As a series, the BlackBerry line has usually produced good call quality on both ends. That holds up with the Storm2, as calls were loud and clear. Being on a CDMA network is still a limitation, though. By its nature, CDMA tends to produce a slightly "digital" sound to the voice that was noticeable for anyone we talked to. Ironically, it will be when the phone is roaming on GSM or (in Europe) HSPA networks that it should sound the best, if just for the change in protocol.
Reception hasn't been an issue in our testing.
Longevity isn't significantly affected by the presence of a touchscreen. We'd still highly recommend that the phone be charged once a day as moderate use will drain it of most or nearly all its charge in a single day, but a full phone can be left overnight with about 80 to 85 percent of its charge remaining and still have about half its charge a day later.
We should quickly clarify that the Storm2 isn't a bad phone. Many aspects are done well, and some of the previous show stoppers (lack of Wi-Fi, the screen mechanism, unnatural scrolling) have been cleared away. For the business of actually taking calls and viewing e-mail, it's up to the task.
Our chief worries revolve around RIM's priorities in light of its competitors. Nearly all of the changes between the first Storm and the Storm2 exist only to shore up glaring weaknesses in hardware.
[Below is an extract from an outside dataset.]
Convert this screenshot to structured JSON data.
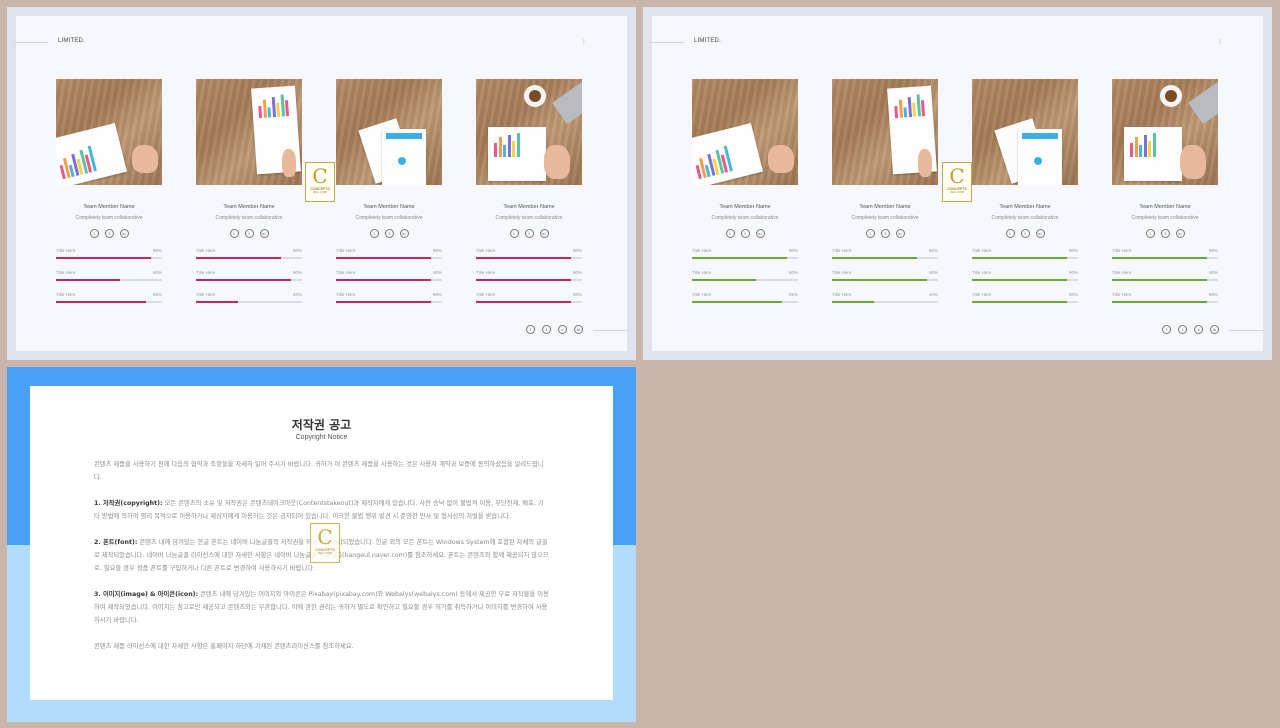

Other hardware features have been left untouched, and the concept of a push-down screen is well-meaning but fundamentally the wrong approach. Software also needs more than just a few tweaks, especially when many of those changes have been applied to the older model through a software update.
Meanwhile, many of RIM's competitors have moved the goalposts considerably. In the year between Storms, Apple has not only closed up feature gaps like its compass, MMS and voice dialling but has produced a much faster phone with superior image capturing and a major OS revision that's even more suited to touch. In the same interval, Android has had a more meaningful upgrade and leapt from the relatively modest HTC Dream and Android 1.0 to powerhouses like the Motorola Droid -- which has not only better hardware but a major software revision, too.
What we have is thus a phone that will still appeal just to a fairly niche market of BlackBerry users that crave a touchscreen but won't change platforms, either out of necessity for work or pure preference. RIM's improvements in the Storm2 can be likened to bailing out the water from a leaky ship with buckets: they may do an admirable job of preventing the ship from going under before it reaches port, but they don't address the long-term problem of the hole in the boat.